Labor Law And Its Importance
Updated: Nov 18
Labor law, also known as employment law, plays an important role in preserving workers' rights and interests while promoting fair employment methods. It is an assortment of legal principles and regulations that govern the relationship between employers and employees, addressing various aspects of employment such as wages, working conditions, collective bargaining, and workplace safety. This paper explores the significance of labour law in protecting workers' rights and ensuring a harmonious and fair work environment.

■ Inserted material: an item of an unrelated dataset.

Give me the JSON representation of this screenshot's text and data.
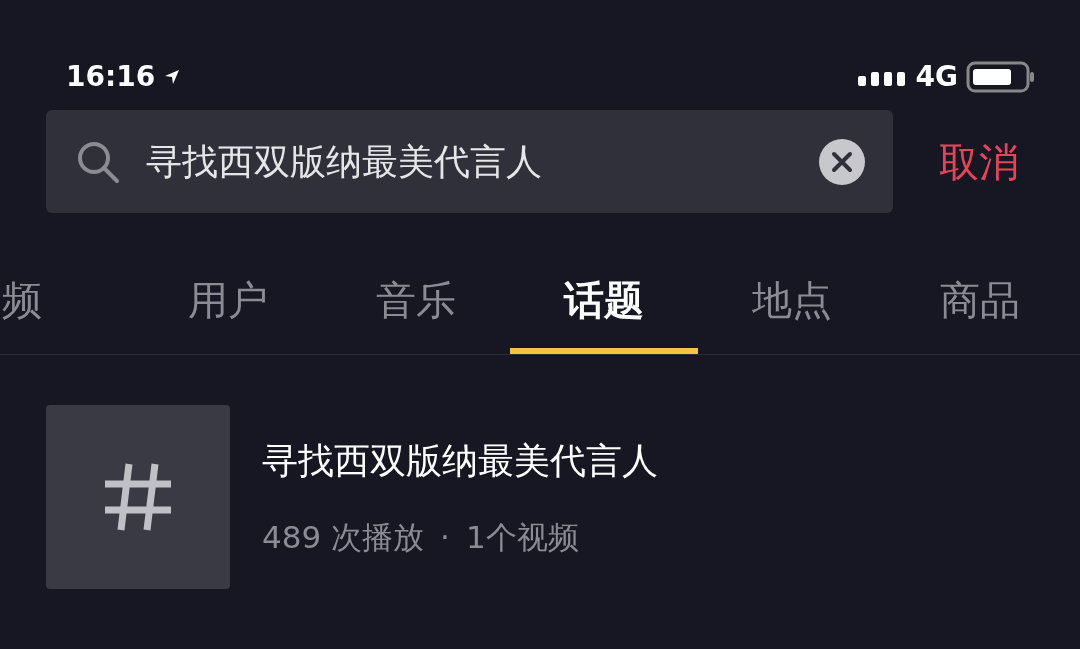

Protection of Workers' Rights: One of the primary goals of labour law is to protect workers' rights. It accomplishes this by establishing minimum employment standards which include fair wages, reasonable working hours, and paid leave provisions. These standards have the goal to prevent worker exploitation and to ensure that employees are not subjected to harsh or unsafe working conditions. In addition, labour laws typically prohibit workplace discrimination based on factors such as race, gender, religion, or disability, promoting equal opportunities for all individuals. By safeguarding these rights, labour law fosters an inclusive and diverse workforce in which workers are treated with respect and dignity.
Collective Bargaining and Trade Union Rights: Collective bargaining is important in labour law because it allows workers to voice their concerns and negotiate with employers. It allows workers to form and join trade unions, giving them collective strength and bargaining power. Trade unions can secure better wages, better working conditions, and other benefits for their members by negotiating with employers. Collective bargaining also promotes industrial harmony and reduces the likelihood of labour disputes and strikes. Labour law promotes stable employer-employee relationships and productivity in the economy by providing a framework for peaceful conflict resolution.
Workplace Safety and Health: A fundamental aspect of labour law is ensuring a healthy and secure working atmosphere. It requires employers to comply with health and safety regulations and to provide employees with the necessary training and protective equipment. As a consequence, labour law reduces workplace accidents and occupational hazards, protecting workers from potential harm. Effective workplace safety measures not only protect workers but also improve overall productivity, reduce absenteeism, and reduce medical expenses for employers. They promote a positive work environment that fosters employee loyalty and involvement.
Termination and Dispute Resolution: Labour law governs employment termination with the objective of preventing arbitrary dismissals and unfair treatment of workers. It usually defines notice periods, severance pay, and reasons for dismissal. This legal safeguard guarantees that employees cannot be fired without just cause and provides a safety net for workers facing job loss. In addition, labour laws commonly establish mechanisms for resolving disputes between employers and employees. These mechanisms, such as mediation or labour courts, offer a fair and impartial forum for resolving conflicts and preventing unwarranted disruptions in the workplace.
Conclusion: Labour law is an essential tool for protecting workers' rights, promoting fair employment practices, and preserving industrial harmony. It aims to create a balanced and equitable work environment by establishing minimum standards, ensuring workplace safety, and facilitating collective bargaining. As the world changes and new challenges emerge in the workplace, labour laws must evolve to address emerging issues and protect workers' interests in an ever-changing employment landscape. Labour law, through effective implementation and enforcement, remains a critical pillar in fostering a just and prosperous society for all.